**Given information:**
● ● ● ● ● ● ●
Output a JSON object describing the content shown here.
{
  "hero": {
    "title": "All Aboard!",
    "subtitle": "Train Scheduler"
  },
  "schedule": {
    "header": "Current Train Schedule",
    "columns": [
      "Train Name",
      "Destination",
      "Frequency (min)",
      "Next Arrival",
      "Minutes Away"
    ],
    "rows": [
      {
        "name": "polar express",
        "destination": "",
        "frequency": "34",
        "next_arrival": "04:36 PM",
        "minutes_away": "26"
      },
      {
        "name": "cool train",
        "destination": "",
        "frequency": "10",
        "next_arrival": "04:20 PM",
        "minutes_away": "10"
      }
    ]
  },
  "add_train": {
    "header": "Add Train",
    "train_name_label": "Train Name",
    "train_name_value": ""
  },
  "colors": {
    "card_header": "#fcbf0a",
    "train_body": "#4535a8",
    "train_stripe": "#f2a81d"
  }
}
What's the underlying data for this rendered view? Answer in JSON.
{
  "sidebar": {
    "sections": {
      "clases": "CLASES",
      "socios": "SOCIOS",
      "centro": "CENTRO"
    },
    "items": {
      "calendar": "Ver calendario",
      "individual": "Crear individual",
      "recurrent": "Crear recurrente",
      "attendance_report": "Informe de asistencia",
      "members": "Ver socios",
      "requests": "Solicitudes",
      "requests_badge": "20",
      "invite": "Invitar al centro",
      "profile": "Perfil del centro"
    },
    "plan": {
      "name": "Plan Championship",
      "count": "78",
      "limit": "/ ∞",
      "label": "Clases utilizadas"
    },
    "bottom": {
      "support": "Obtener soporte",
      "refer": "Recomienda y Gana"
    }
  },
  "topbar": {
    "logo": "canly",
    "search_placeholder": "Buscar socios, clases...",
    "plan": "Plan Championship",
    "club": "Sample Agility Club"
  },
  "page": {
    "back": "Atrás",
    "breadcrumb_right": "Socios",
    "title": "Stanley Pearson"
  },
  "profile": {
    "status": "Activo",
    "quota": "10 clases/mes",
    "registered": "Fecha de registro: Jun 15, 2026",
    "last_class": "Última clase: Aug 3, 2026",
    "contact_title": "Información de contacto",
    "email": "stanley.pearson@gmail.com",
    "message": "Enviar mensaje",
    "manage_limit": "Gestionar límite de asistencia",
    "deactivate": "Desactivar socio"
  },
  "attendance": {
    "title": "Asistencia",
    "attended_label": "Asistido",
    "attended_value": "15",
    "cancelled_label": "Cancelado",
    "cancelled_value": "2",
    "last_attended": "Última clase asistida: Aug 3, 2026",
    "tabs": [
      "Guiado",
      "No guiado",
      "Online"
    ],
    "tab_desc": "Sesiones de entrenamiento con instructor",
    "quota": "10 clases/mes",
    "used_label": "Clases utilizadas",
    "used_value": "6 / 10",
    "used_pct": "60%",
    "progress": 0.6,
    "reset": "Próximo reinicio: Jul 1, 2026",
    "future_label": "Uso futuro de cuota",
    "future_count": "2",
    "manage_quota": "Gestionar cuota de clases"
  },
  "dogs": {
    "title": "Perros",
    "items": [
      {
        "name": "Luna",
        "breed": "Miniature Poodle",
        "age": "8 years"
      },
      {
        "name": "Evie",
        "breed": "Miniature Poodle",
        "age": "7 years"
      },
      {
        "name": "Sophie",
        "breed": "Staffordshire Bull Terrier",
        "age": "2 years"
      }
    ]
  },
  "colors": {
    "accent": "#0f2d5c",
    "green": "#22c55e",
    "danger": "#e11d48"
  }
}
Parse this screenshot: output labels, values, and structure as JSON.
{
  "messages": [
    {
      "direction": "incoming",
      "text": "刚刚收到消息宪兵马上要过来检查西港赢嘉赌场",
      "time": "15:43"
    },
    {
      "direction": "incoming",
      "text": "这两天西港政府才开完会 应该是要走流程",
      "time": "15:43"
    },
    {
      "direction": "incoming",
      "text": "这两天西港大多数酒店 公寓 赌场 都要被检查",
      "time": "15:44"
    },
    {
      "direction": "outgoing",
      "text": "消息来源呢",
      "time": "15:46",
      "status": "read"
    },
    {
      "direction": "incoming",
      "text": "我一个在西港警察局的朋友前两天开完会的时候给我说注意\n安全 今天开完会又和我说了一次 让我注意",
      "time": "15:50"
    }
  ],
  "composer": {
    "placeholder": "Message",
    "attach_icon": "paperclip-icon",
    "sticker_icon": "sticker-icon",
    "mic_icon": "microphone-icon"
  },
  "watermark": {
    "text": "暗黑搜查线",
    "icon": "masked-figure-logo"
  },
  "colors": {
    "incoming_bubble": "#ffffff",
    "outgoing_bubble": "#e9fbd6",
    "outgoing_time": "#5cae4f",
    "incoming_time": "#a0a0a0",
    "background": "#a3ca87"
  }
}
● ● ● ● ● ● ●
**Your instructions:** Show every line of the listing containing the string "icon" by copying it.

**Expected answer:**
    "attach_icon": "paperclip-icon",
    "sticker_icon": "sticker-icon",
    "mic_icon": "microphone-icon"
    "icon": "masked-figure-logo"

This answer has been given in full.